» REQUIRED WORK: Search the data for "Shift". Each line containing it is to be copied.

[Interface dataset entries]
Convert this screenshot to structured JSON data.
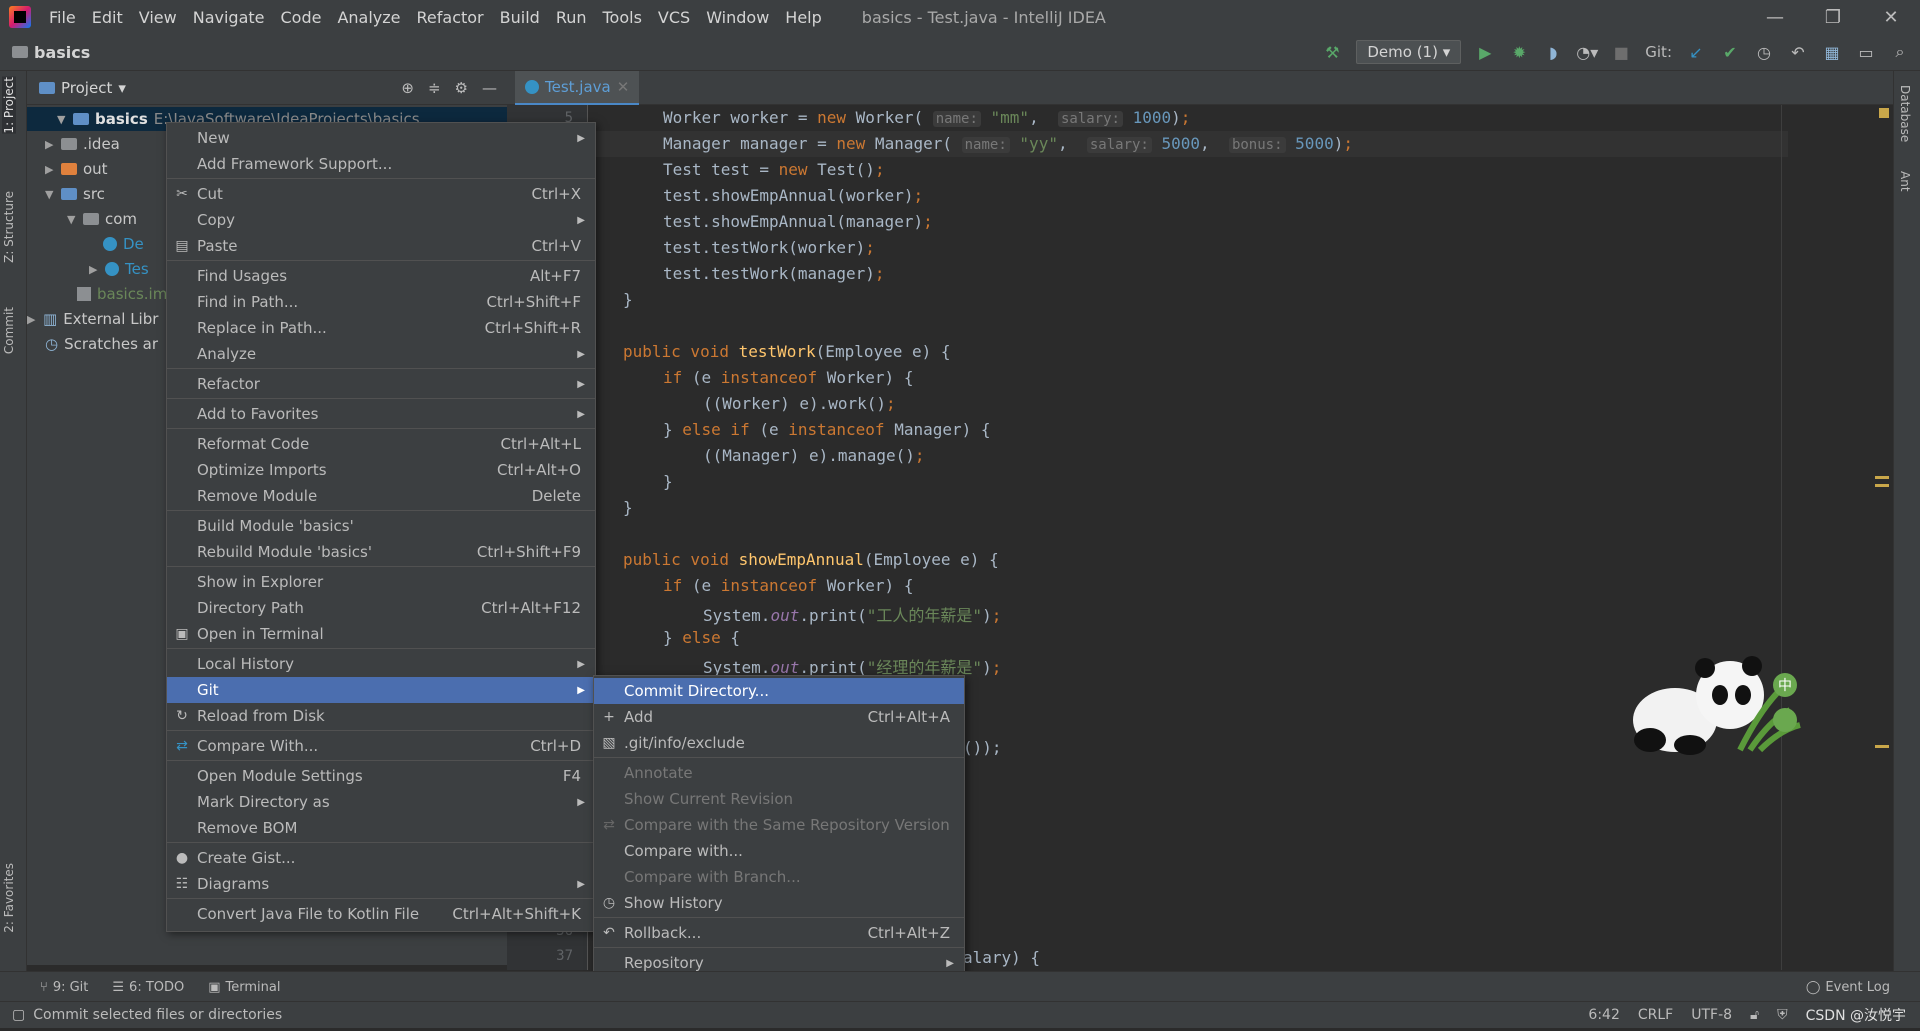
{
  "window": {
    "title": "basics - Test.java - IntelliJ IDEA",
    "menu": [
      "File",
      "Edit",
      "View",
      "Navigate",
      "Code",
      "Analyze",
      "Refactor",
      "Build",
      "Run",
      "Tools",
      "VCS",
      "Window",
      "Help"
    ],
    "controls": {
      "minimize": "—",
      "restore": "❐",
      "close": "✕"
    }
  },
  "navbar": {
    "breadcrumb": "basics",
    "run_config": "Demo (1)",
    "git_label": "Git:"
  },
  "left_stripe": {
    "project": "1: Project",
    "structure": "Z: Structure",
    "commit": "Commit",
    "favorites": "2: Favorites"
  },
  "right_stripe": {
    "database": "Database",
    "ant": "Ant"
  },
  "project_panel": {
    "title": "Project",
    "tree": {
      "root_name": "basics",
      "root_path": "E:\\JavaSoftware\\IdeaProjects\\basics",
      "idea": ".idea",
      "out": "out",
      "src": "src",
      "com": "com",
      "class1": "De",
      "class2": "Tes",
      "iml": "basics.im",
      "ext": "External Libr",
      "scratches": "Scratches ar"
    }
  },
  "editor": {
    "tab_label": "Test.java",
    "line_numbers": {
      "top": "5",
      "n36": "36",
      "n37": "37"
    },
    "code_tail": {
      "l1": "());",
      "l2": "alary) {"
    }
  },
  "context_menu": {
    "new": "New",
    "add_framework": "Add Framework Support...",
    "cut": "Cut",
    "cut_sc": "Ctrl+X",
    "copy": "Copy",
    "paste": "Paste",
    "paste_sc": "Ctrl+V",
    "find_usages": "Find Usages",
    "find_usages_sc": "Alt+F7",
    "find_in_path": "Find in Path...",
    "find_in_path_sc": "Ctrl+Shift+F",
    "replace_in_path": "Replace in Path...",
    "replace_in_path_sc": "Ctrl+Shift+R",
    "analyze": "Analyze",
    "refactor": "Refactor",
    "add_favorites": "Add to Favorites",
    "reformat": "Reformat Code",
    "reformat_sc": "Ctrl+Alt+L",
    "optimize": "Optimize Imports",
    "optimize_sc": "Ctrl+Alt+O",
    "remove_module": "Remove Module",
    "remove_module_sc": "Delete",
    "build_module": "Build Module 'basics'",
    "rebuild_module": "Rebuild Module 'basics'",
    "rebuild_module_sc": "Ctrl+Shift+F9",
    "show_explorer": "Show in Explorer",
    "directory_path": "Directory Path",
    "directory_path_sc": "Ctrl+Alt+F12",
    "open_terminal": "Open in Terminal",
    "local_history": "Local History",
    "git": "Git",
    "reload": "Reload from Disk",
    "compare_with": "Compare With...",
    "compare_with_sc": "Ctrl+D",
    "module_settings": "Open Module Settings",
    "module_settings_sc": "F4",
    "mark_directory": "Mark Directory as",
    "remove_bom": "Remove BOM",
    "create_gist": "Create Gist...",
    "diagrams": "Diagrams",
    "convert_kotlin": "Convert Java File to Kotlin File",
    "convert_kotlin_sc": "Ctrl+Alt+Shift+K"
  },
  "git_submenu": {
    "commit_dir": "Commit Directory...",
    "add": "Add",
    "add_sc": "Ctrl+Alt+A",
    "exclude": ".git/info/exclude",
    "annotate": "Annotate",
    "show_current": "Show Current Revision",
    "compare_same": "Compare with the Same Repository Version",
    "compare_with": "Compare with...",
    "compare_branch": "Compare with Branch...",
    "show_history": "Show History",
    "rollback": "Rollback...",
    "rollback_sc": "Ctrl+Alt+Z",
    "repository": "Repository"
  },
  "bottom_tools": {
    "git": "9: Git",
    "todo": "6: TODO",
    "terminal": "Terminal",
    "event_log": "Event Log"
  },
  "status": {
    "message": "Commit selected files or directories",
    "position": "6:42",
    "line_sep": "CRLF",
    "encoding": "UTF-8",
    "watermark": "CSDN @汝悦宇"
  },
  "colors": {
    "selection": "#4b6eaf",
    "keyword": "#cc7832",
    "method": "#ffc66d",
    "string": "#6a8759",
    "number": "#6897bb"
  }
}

» RESPONSE BOX:
    "find_in_path_sc": "Ctrl+Shift+F",
    "replace_in_path_sc": "Ctrl+Shift+R",
    "rebuild_module_sc": "Ctrl+Shift+F9",
    "convert_kotlin_sc": "Ctrl+Alt+Shift+K"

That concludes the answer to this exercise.